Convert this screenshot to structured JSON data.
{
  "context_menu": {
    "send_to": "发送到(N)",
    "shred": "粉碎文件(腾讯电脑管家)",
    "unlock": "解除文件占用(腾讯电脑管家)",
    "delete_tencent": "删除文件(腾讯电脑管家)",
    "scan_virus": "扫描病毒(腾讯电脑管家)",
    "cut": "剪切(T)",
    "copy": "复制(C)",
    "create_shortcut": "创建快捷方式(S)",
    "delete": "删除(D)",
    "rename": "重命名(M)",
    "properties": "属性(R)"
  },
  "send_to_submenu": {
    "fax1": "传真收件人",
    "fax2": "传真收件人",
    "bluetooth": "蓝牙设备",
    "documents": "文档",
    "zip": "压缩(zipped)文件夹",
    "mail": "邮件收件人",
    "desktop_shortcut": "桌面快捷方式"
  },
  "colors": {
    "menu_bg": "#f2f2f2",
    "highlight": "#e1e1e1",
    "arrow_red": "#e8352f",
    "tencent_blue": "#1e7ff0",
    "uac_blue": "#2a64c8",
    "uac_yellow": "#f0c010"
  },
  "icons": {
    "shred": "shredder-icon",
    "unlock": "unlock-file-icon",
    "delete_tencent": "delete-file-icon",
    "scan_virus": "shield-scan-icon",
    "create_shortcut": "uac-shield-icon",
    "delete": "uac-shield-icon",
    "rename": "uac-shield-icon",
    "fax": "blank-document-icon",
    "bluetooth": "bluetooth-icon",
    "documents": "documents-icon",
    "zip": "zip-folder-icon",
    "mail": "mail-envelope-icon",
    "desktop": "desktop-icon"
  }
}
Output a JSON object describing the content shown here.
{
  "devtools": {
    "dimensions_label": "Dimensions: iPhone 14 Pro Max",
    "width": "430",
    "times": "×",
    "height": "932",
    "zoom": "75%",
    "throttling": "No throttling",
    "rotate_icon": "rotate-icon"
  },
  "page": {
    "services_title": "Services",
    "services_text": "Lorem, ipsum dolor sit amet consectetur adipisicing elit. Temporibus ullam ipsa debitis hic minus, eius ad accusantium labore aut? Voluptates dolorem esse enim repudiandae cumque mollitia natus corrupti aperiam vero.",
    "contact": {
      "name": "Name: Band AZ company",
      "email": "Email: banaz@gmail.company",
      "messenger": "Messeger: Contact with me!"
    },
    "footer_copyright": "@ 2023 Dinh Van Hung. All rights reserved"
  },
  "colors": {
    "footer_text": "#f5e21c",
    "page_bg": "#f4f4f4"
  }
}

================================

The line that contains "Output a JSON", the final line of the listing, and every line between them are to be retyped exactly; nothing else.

(Answer space):
Output a JSON object describing the content shown here.
{
  "devtools": {
    "dimensions_label": "Dimensions: iPhone 14 Pro Max",
    "width": "430",
    "times": "×",
    "height": "932",
    "zoom": "75%",
    "throttling": "No throttling",
    "rotate_icon": "rotate-icon"
  },
  "page": {
    "services_title": "Services",
    "services_text": "Lorem, ipsum dolor sit amet consectetur adipisicing elit. Temporibus ullam ipsa debitis hic minus, eius ad accusantium labore aut? Voluptates dolorem esse enim repudiandae cumque mollitia natus corrupti aperiam vero.",
    "contact": {
      "name": "Name: Band AZ company",
      "email": "Email: banaz@gmail.company",
      "messenger": "Messeger: Contact with me!"
    },
    "footer_copyright": "@ 2023 Dinh Van Hung. All rights reserved"
  },
  "colors": {
    "footer_text": "#f5e21c",
    "page_bg": "#f4f4f4"
  }
}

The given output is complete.